"Need medical and legal advice for my mother" - Then go see a doctor and a lawyer. Or do you expect to get expert advice from a free public Q/A site, where you have no idea if the people giving the advice really know what they are talking about, and know the laws in the unknown location you live? And, no one on this site was there, and no one here is able to get the doctor's side of the story. We have only your side of it, and you were not even the patient.
Basically, the doctor doesn't have the best "bedside manner", but since your mother is refusing the treatment he has, what do you expect him to do? Keep her in the hospital and keep running up the bill?
*EDIT* - As you said, your mother stopped the treatment and refused it. Instead, maybe it would have been better if she asked for something for the pain, and continued the treatment.
And I would really like to hear the doctor's side of the story. You are emotionally involved int he case from only your mother's side. It's very natural for you to take her side of the case, and only provide information that makes the other side look bad. As they say, there are always 3 sides to every story: Your side, his side, and somewhere in between is the truth.
First, as someone has already mentioned, in an adversarial system such as the US courts have, all charged with a crime have an expectation of zealous representation.

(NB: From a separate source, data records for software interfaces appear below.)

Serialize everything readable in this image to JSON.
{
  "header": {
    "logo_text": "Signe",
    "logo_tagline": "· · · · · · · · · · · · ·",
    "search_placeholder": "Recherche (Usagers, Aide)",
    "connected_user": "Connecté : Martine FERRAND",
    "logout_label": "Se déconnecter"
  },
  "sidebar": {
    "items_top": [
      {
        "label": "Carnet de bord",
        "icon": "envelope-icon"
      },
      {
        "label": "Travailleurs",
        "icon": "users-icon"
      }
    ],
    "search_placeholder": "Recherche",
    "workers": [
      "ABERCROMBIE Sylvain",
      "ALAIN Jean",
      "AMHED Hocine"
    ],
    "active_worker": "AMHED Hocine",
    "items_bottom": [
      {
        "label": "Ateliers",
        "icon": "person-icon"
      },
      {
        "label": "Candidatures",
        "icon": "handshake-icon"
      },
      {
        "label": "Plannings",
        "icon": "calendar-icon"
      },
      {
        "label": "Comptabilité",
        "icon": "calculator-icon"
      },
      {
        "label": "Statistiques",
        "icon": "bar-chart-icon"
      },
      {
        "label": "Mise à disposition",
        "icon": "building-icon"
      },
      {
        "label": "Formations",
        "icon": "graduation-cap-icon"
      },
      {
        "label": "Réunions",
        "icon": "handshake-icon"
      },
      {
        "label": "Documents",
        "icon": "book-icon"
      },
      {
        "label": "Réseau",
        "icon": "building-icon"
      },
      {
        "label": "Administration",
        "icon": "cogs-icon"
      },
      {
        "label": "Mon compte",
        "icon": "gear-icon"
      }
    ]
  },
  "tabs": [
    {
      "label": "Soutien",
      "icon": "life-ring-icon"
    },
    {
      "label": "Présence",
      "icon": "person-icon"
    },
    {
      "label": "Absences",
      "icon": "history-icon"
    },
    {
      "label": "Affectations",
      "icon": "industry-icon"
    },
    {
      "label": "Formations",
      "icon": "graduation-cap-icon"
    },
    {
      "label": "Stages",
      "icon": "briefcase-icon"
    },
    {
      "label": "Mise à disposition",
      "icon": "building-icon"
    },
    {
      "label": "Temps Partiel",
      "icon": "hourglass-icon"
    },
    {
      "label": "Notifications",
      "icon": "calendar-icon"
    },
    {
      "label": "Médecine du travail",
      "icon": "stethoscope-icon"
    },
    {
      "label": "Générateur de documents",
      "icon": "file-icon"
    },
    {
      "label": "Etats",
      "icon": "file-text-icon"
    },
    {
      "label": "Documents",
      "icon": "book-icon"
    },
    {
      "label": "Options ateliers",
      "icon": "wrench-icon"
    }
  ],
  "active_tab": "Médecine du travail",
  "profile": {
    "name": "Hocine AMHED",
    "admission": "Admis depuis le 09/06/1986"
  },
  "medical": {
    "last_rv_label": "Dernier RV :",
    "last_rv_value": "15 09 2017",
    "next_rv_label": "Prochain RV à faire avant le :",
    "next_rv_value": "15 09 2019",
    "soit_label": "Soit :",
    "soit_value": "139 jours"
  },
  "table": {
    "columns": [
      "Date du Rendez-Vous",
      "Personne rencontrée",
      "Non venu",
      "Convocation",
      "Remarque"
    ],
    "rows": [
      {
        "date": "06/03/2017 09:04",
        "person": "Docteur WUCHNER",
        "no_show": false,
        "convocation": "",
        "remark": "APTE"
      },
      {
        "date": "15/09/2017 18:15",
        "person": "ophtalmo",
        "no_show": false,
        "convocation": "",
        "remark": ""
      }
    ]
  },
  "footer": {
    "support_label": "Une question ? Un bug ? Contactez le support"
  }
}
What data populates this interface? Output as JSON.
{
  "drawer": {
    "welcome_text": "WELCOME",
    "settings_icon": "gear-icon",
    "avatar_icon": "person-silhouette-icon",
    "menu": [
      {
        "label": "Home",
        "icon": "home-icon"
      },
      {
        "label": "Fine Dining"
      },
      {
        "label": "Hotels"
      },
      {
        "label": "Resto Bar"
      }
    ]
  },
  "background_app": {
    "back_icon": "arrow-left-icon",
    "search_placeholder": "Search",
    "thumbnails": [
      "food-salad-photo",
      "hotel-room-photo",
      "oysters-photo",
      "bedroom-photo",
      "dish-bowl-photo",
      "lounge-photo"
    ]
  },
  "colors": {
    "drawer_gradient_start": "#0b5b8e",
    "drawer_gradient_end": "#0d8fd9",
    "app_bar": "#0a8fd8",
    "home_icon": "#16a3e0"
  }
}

I know many defense attorneys who are able to separate the conduct of a client from their role in ensuring the state meets its burden of evidentiary proof. In other words, they see themselves as ensuring the state plays by the rules and has a solid enough case to warrant a conviction in the face of a competent defense.
Of course, I also know many defense attorneys whose personal ethics and morals won't allow them to accept certain types of clients such as accused child molesters. Many of those also tend to have client interview forms (or ask during an initial conference) which ask whether the client actually committed the offense charged. If the client admits guilt, they'll advise him or her that they won't plead them 'not guilty' unless the client has a mitigating factor or an applicable justification defense. Instead, they'll advise the client that they'll do their best to work out the best plea they can/work to have charges dismissed or reduced.
And then, yes, there are those stereotypical defense attorneys depicted in media who don't care at all what their client may have done as long as they don't have knowledge of it (an attorney can be disbarred for suborning perjury if they allow testimony that they know to be false). For them, it's all about client billings and the comforts attendant with money, regardless of the source.